App and web page records:
☆ ☆ ☆ ☆ ☆ ☆ ☆
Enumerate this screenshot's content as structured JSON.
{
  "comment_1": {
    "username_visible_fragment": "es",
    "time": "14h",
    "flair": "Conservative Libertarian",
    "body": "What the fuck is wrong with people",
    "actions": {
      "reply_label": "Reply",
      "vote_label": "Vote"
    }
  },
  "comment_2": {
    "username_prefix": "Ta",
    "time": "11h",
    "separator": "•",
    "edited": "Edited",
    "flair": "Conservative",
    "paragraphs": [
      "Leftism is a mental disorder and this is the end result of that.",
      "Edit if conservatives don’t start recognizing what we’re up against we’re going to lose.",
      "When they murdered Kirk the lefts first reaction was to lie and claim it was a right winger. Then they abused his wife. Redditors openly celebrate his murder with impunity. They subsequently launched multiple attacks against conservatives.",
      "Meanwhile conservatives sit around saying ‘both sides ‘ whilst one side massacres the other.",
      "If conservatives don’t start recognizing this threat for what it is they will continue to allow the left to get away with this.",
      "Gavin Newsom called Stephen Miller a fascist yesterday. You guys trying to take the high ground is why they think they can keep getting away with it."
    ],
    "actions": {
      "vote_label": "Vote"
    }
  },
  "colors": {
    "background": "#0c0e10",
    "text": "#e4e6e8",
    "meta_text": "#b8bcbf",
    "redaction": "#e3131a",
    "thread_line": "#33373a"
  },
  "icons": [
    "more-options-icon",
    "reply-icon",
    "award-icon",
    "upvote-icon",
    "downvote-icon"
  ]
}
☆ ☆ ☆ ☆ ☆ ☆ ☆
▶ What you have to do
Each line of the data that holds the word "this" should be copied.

▶ Task answer
Enumerate this screenshot's content as structured JSON.
      "Leftism is a mental disorder and this is the end result of that.",
      "If conservatives don’t start recognizing this threat for what it is they will continue to allow the left to get away with this.",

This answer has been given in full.